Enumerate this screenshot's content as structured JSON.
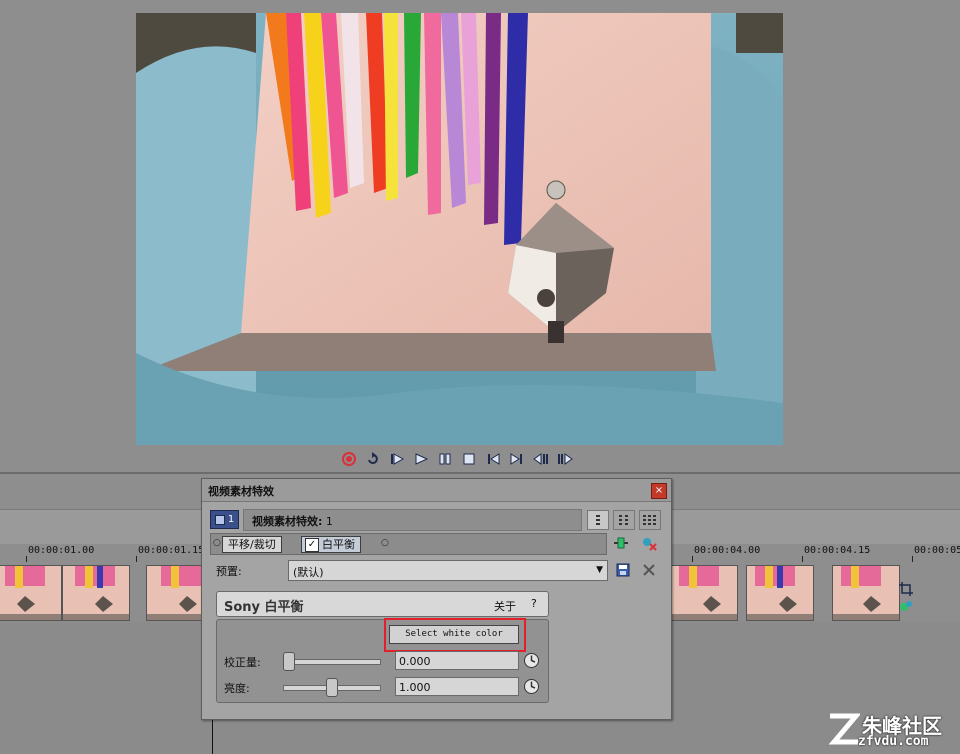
{
  "dialog": {
    "title": "视频素材特效",
    "close_glyph": "×",
    "clip_badge_number": "1",
    "chain_label": "视频素材特效:",
    "chain_index": "1",
    "plugins": [
      "平移/裁切",
      "白平衡"
    ],
    "preset_label": "预置:",
    "preset_value": "(默认)"
  },
  "plugin_panel": {
    "name": "Sony 白平衡",
    "about_label": "关于",
    "help_label": "?",
    "select_white_button": "Select white color",
    "params": [
      {
        "label": "校正量:",
        "value": "0.000",
        "slider_fraction": 0.0
      },
      {
        "label": "亮度:",
        "value": "1.000",
        "slider_fraction": 0.5
      }
    ]
  },
  "timeline": {
    "ticks": [
      "00:00:01.00",
      "00:00:01.15",
      "00:00:04.00",
      "00:00:04.15",
      "00:00:05"
    ]
  },
  "watermark": {
    "text": "朱峰社区",
    "url": "zfvdu.com"
  },
  "colors": {
    "highlight": "#e0202a",
    "record": "#d9303a",
    "close": "#c23a2a",
    "badge": "#39508a"
  },
  "icons": {
    "transport": [
      "record-icon",
      "loop-icon",
      "play-from-start-icon",
      "play-icon",
      "pause-icon",
      "stop-icon",
      "prev-marker-icon",
      "next-marker-icon",
      "prev-frame-icon",
      "next-frame-icon"
    ]
  }
}
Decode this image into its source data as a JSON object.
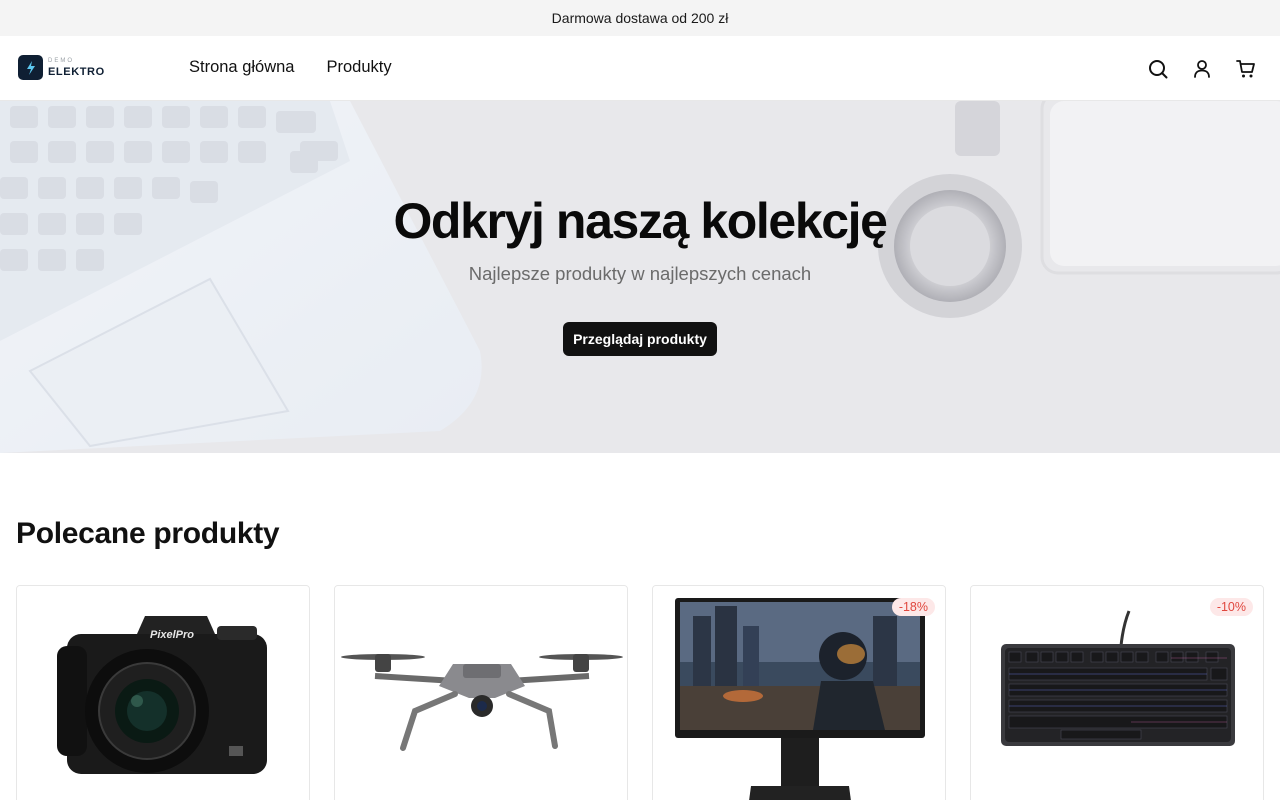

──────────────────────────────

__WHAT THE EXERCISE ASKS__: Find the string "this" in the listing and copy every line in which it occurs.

__YOUR RESPONSE__:
Enumerate this screenshot's content as structured JSON.
Decode this image into its source data as a JSON object.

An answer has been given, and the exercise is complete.